The young man just sat there, staring at me, with a devastated look on his face. Then tears began rolling down his cheeks; and when he finally managed to say something, his words felt like a blade cutting right through me. “Father, this isn’t my second time to take the test. It’s the third. I’ve already failed twice. I study so hard and write down everything you say in class”. (He opened his notebook and showed me the pages.) “I don’t know what else to do. I try so hard to understand the lesson, but I keep failing”.

It was one those “a-ha” moments for me. (One philosopher calls them occasions of “cosmic disclosure”.) Whatever term one chooses, one thing was certain, it was my moment not only of profound realization, but conversion. I had forgotten “the least” among those God had sent me to teach and guide. This young man wasn’t failing because he kept failing to make the cut. He was failing because I - the one who had been sent to instruct and guide him through the forest of philosophical speculation - had failed him, three times. I had to make amends.

“And whoever receives one child such as this in my name receives me”.

John Bosco was a person who took to heart Christ’s message in today’s gospel. Living at the end of the 19th century, he began a community of men and women who dedicated themselves to caring for the poorest and neediest young people in Italy. John Bosco sought to give impoverished youth of his time, a good Christian education, and cared for both their spiritual as well as their material needs.

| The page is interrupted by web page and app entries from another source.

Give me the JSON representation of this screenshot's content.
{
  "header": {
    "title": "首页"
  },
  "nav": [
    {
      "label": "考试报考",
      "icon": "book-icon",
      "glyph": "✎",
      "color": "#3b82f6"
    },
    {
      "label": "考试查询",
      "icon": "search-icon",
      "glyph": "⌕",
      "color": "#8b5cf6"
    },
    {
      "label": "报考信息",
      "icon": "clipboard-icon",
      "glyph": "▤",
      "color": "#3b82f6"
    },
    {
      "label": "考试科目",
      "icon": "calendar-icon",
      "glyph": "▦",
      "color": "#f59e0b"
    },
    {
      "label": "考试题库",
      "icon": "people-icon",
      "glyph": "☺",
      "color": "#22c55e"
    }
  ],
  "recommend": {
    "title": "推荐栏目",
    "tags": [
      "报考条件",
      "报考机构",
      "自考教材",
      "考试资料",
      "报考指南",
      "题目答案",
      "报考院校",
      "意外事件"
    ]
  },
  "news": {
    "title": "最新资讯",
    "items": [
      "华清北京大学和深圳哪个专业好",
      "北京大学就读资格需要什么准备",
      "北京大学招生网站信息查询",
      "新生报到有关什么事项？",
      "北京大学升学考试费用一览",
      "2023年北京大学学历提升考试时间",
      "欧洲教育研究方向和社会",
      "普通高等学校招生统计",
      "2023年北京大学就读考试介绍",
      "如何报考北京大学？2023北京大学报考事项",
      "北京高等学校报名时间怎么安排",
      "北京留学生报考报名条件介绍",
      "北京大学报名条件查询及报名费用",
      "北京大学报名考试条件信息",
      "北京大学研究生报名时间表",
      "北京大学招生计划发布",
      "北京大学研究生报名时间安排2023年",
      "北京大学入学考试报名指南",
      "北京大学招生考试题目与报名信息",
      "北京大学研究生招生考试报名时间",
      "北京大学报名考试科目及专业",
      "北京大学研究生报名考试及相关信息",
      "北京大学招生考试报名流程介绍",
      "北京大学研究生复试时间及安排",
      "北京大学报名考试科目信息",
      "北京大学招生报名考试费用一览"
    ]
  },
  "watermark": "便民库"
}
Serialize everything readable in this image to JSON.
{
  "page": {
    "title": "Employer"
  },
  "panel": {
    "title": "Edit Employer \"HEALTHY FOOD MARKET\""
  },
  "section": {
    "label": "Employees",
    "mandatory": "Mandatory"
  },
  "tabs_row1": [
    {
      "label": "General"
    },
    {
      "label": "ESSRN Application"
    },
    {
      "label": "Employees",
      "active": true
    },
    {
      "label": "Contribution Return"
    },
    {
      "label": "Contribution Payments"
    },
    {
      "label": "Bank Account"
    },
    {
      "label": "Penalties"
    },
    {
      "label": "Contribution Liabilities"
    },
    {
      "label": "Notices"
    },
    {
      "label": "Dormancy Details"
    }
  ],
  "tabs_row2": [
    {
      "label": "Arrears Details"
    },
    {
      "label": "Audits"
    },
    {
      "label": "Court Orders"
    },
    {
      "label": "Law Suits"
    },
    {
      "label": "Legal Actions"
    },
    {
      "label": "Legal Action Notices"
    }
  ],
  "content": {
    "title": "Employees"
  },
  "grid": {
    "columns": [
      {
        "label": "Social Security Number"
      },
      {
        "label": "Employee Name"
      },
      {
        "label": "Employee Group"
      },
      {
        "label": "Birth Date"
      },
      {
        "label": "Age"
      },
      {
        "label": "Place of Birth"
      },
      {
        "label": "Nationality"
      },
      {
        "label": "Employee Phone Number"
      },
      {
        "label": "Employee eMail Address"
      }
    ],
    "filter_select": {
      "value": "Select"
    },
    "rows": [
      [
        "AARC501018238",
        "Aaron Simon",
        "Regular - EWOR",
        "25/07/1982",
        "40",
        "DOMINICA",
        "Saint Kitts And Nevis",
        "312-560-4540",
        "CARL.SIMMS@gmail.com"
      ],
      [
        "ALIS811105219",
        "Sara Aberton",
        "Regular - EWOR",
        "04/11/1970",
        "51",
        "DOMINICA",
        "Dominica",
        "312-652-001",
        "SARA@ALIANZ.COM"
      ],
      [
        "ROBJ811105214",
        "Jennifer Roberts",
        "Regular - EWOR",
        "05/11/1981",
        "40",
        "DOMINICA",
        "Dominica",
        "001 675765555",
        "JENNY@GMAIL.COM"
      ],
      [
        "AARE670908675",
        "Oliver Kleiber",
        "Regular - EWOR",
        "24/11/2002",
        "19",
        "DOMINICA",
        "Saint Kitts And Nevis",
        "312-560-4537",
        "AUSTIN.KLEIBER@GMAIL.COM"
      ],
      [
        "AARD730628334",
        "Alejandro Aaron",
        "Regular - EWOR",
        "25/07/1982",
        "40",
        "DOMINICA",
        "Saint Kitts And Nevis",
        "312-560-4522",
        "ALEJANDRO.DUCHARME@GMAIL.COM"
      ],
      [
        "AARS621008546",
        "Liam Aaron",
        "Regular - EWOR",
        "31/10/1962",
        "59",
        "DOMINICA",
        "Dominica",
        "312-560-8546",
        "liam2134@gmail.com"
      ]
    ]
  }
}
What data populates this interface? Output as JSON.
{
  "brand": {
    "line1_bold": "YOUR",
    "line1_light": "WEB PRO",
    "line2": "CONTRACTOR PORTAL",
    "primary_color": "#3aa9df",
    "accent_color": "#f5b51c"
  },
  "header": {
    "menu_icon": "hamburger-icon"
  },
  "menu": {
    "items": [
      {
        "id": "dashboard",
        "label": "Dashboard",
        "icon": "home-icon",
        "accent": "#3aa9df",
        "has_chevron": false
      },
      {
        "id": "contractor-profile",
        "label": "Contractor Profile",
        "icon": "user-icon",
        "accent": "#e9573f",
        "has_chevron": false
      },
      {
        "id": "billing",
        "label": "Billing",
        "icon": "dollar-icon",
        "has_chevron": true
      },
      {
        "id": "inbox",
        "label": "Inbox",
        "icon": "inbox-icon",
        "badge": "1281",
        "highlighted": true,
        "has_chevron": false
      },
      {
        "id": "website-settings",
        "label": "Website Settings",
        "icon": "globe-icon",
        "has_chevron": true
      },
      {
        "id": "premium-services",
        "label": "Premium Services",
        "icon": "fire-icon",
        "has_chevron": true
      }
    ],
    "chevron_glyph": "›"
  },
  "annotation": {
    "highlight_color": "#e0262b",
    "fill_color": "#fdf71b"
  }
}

Jesus—in today’s gospel—may well be reminding us that the most important people in this world are not necessarily the successful ones and those who have climbed to the top, but the quiet, humble, and simple ones, who do not only have the heart of a child, but who actually need us in the same way that children do.

It is worth reminding ourselves that in God’s eyes, whatever we do to those who are often regarded by the world as insignificant and of little consequence, we do not only for them, but for him as well.

"The Kingdom of Heaven is a condition of the heart." (Friedrich Nietzsche)